Comprehensive Understanding of Art
Wolleh brought these ‘Stockholm photos’ together in his artist’s book Beuys. Eine Dokumentation von Lothar Wolleh, conceived in 1971. The photos also led to a joint initiative, the publication of the so-called Unterwasserbuch, consisting of 51 of Wolleh’s photos, printed on PVC, with the addition of a multiple by Beuys. The project was never completed due to technical problems, although a number of copies of the book do exist. But Wolleh’s photographs on PVC did get an ‘afterlife’ as 3 Tonnen Edition (1973) – referring to the total weight of the sheets intended to be bound as Unterwasserbuch – as some of them were individually ‘overworked’, signed and stamped by Beuys. Joseph Beuys also created a composite work in a limited edition also entitled Unterwasserbuch (1972), consisting of Lothar Wolleh’s book produced in PVC and a metal torch, immersed in a basin of water.

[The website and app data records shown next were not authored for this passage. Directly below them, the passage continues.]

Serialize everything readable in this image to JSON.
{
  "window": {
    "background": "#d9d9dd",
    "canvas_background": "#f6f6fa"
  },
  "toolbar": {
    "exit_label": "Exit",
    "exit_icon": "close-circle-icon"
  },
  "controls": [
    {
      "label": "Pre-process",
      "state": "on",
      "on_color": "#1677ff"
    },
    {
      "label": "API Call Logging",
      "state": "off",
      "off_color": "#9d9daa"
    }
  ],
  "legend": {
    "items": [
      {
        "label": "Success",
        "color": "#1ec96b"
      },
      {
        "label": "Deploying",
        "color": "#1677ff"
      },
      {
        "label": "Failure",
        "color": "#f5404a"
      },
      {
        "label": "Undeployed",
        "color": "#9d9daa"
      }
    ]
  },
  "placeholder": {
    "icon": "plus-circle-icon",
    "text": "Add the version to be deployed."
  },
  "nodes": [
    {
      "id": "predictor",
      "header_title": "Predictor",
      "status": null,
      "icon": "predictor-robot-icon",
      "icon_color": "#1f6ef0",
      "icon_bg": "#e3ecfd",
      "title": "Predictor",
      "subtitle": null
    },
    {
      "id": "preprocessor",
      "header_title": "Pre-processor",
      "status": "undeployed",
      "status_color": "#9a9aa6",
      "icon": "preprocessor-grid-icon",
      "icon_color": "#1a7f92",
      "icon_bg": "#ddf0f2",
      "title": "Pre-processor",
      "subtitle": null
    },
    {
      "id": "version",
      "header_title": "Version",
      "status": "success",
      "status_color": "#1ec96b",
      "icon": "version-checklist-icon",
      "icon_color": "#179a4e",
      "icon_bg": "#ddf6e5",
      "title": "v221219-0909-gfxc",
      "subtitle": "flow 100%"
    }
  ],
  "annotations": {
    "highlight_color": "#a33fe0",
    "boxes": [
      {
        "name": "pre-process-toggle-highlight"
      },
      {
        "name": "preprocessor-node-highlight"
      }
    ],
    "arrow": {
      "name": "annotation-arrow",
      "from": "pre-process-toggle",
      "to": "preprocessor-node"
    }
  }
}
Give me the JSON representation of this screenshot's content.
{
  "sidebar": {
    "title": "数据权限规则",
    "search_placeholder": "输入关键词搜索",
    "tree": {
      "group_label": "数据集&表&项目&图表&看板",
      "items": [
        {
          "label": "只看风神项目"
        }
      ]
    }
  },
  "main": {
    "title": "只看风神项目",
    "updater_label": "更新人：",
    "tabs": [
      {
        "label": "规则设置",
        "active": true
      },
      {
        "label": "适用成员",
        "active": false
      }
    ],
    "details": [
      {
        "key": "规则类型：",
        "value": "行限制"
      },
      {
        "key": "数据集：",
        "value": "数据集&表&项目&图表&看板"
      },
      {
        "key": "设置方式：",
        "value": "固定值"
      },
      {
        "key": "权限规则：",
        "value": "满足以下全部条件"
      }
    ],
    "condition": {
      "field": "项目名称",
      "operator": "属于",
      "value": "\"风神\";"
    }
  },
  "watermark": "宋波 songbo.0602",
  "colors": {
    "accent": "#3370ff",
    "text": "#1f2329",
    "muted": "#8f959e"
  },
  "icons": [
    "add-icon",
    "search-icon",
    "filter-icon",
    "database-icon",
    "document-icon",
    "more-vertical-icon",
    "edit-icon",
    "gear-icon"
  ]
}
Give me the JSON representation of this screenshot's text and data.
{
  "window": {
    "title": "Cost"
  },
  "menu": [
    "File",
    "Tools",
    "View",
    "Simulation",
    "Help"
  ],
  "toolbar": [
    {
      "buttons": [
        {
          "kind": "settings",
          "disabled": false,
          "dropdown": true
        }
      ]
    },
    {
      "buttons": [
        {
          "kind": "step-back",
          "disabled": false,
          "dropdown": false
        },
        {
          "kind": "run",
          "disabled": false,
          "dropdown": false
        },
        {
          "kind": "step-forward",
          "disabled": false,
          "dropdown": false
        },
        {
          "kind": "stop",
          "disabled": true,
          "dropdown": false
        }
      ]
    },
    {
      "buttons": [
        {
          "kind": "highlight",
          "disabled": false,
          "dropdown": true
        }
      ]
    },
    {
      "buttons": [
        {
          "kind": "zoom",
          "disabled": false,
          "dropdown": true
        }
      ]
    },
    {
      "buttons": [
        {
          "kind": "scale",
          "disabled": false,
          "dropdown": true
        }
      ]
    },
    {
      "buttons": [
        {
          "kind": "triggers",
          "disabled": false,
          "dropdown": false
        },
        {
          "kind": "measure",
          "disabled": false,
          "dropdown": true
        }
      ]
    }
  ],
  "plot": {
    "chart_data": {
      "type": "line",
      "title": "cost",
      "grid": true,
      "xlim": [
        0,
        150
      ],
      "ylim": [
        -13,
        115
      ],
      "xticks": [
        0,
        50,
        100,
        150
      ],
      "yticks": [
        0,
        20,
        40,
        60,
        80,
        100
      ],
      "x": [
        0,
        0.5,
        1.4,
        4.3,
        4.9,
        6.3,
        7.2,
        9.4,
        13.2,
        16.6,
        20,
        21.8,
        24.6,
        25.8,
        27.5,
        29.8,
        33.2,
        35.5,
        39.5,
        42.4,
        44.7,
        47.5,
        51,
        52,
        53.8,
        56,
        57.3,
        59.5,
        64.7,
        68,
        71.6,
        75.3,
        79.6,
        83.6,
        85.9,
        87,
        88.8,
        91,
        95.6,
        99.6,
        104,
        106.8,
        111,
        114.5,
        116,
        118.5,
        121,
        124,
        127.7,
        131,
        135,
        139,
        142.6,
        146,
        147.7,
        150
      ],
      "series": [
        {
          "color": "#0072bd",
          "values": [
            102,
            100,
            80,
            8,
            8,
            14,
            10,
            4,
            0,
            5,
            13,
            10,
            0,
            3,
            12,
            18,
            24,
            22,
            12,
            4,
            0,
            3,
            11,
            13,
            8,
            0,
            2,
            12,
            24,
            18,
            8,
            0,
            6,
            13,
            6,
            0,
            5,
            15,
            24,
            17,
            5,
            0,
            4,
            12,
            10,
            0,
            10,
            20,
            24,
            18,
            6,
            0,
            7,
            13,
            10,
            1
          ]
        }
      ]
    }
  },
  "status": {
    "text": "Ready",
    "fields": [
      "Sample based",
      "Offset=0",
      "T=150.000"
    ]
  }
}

What connected Joseph Beuys and Lothar Wolleh was their broad, comprehensive understanding of art in a programmatic as well as a conceptual sense. The rich variety of Lothar Wolleh’s photographs testifies to the unique ‘working relationship’ between these two artists.